Night time for Lifetime
Everyone who has their teeth aligned, and arguably even people who haven't but have naturally straight teeth, should wear retainers to keep their teeth straight. Our teeth will want to move our entire lives, whether we've had braces or not. So the best advice is to wear your retainers all the time except for when you're eating or brushing/flossing for the first three months after aligning your teeth, and then after that, at night time for lifetime!
There are three main retainer types:
1) Clear plastic retainers
2) Traditional retainers
3) Glued-in retainers
Pros and Cons of Each Retainer Type
Some offices simply decide which type of retainers their patients will receive, but we like to provide ours with the pros and cons of each so they can pick which type works best for them.
"Which retainers are best?"
It depends on both your unique initial orthodontic issues as well as your personal preferences and habits. About 90% of patients choose clear plastic retainers. When it comes to teenagers in particular, the main concern is that the retainer is worn. Studies have shown compliance rates wearing the traditional retainers (often called Hawley retainers) is lower, in part because the traditional retainer is more visible with a wire in front and can be more difficult to speak with.
Teenagers in general tend to overestimate their resolve to wear retainers long-term, but personality differences between individuals are more important than any general group-based rule--some of our teenagers are very responsible.
Rule 1: In the case or in your face! They only work if they're worn.
Rule 2: Must be worn 24/7 for the first 3 months. After that, they only need to be worn while sleeping
Rule 3: Need to be worn for as long as you want to keep your teeth straight -- the rest of your life!

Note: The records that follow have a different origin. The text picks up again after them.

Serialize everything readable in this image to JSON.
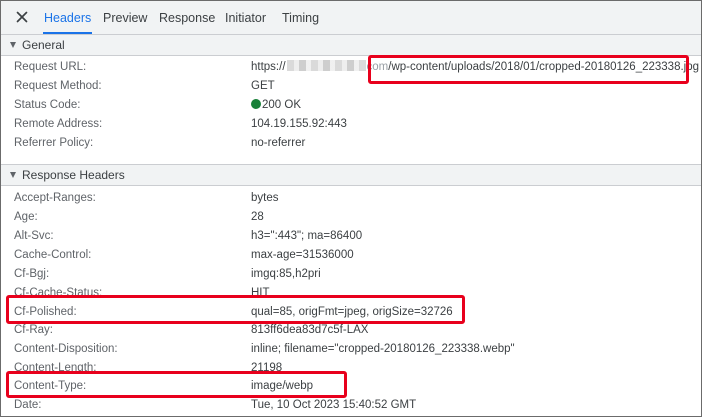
{
  "tabs": [
    {
      "label": "Headers",
      "active": true
    },
    {
      "label": "Preview",
      "active": false
    },
    {
      "label": "Response",
      "active": false
    },
    {
      "label": "Initiator",
      "active": false
    },
    {
      "label": "Timing",
      "active": false
    }
  ],
  "general": {
    "title": "General",
    "request_url": {
      "key": "Request URL:",
      "prefix": "https://",
      "hidden_suffix": "com",
      "path": "/wp-content/uploads/2018/01/cropped-20180126_223338.jpg"
    },
    "rows": [
      {
        "key": "Request Method:",
        "value": "GET"
      },
      {
        "key": "Status Code:",
        "value": "200 OK"
      },
      {
        "key": "Remote Address:",
        "value": "104.19.155.92:443"
      },
      {
        "key": "Referrer Policy:",
        "value": "no-referrer"
      }
    ]
  },
  "response_headers": {
    "title": "Response Headers",
    "rows": [
      {
        "key": "Accept-Ranges:",
        "value": "bytes"
      },
      {
        "key": "Age:",
        "value": "28"
      },
      {
        "key": "Alt-Svc:",
        "value": "h3=\":443\"; ma=86400"
      },
      {
        "key": "Cache-Control:",
        "value": "max-age=31536000"
      },
      {
        "key": "Cf-Bgj:",
        "value": "imgq:85,h2pri"
      },
      {
        "key": "Cf-Cache-Status:",
        "value": "HIT"
      },
      {
        "key": "Cf-Polished:",
        "value": "qual=85, origFmt=jpeg, origSize=32726"
      },
      {
        "key": "Cf-Ray:",
        "value": "813ff6dea83d7c5f-LAX"
      },
      {
        "key": "Content-Disposition:",
        "value": "inline; filename=\"cropped-20180126_223338.webp\""
      },
      {
        "key": "Content-Length:",
        "value": "21198"
      },
      {
        "key": "Content-Type:",
        "value": "image/webp"
      },
      {
        "key": "Date:",
        "value": "Tue, 10 Oct 2023 15:40:52 GMT"
      }
    ]
  },
  "colors": {
    "accent": "#1a73e8",
    "highlight": "#e8001c",
    "status_ok": "#188038"
  }
}
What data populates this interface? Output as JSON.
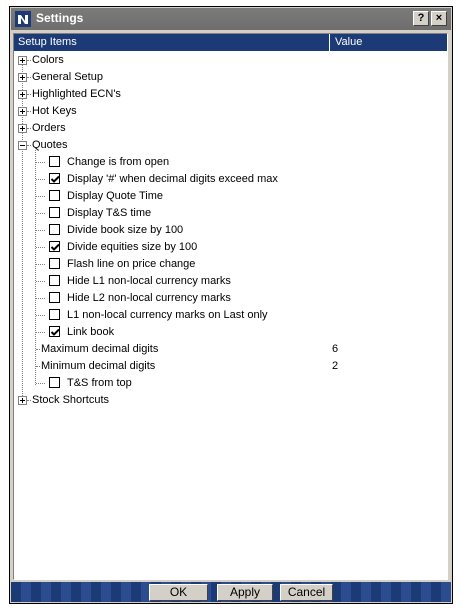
{
  "window": {
    "title": "Settings",
    "help_label": "?",
    "close_label": "×"
  },
  "header": {
    "items": "Setup Items",
    "value": "Value"
  },
  "tree": [
    {
      "label": "Colors",
      "expander": "+"
    },
    {
      "label": "General Setup",
      "expander": "+"
    },
    {
      "label": "Highlighted ECN's",
      "expander": "+"
    },
    {
      "label": "Hot Keys",
      "expander": "+"
    },
    {
      "label": "Orders",
      "expander": "+"
    },
    {
      "label": "Quotes",
      "expander": "-"
    },
    {
      "label": "Change is from open",
      "checked": false
    },
    {
      "label": "Display '#' when decimal digits exceed max",
      "checked": true
    },
    {
      "label": "Display Quote Time",
      "checked": false
    },
    {
      "label": "Display T&S time",
      "checked": false
    },
    {
      "label": "Divide book size by 100",
      "checked": false
    },
    {
      "label": "Divide equities size by 100",
      "checked": true
    },
    {
      "label": "Flash line on price change",
      "checked": false
    },
    {
      "label": "Hide L1 non-local currency marks",
      "checked": false
    },
    {
      "label": "Hide L2 non-local currency marks",
      "checked": false
    },
    {
      "label": "L1 non-local currency marks on Last only",
      "checked": false
    },
    {
      "label": "Link book",
      "checked": true
    },
    {
      "label": "Maximum decimal digits",
      "value": "6"
    },
    {
      "label": "Minimum decimal digits",
      "value": "2"
    },
    {
      "label": "T&S from top",
      "checked": false
    },
    {
      "label": "Stock Shortcuts",
      "expander": "+"
    }
  ],
  "footer": {
    "ok": "OK",
    "apply": "Apply",
    "cancel": "Cancel"
  }
}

While some patients can get away with wearing their retainers just occasionally, this is risky because once the habit is lost, a few times a week turns into a few times a month, and then zero times a month. We see patients all the time that are back in orthodontic treatment because they lost, broke, and simply forgot to wear their retainers after treatment. It's much easier, faster, cheaper, and more comfortable to keep teeth straight than to fix them if they move again! Establish a habit!
If you decide not to wear them every night, just be sure they ALWAYS still fit. If when you put your retainers in, they are really tight, that's a signal to you that you need to wear them more often.
Some patients seem to believe that THEIR teeth won't move. They WILL move, given enough time. Just play it safe.
Some orthodontists love fixed retainers. Some greatly dislike them. The same feelings exist amongst patients as well. Dr. Cardall doesn't love them, but can see the benefit of a lower glued-in retainer in a patient who struggles to remember to wear a removable retainer.
All fixed retainers are wires that are glued to the tongue side of your front teeth. They are much more common on the lower teeth than upper teeth.
Rule 1: Must avoid very hard or sticky foods that can break them (similar to eating with braces)
Rule 2: Must brush and clean around them well, and have them checked by your dentist every visit
Some people call these “permanent” retainers and mistakenly believe they should last forever.
However, just like a car needs repairs, fixed retainers can break or wear out and need replacing.
Upper retainers in particular WILL break, it's just a matter of time.
When your removable retainers get worn down by teeth grinding, another solution to protect teeth while keeping them straight (and not destroying your retainers constantly and getting new ones all the time) is to get a nightguard. A nightguard is commonly worn on the top or bottom arch, and a normal retainer is worn on the other arch.
Here are some photos of a nightguard:
nightguard in hand
nightguard on dental model
nightguard on table
nightguard on table
nightguard in mouth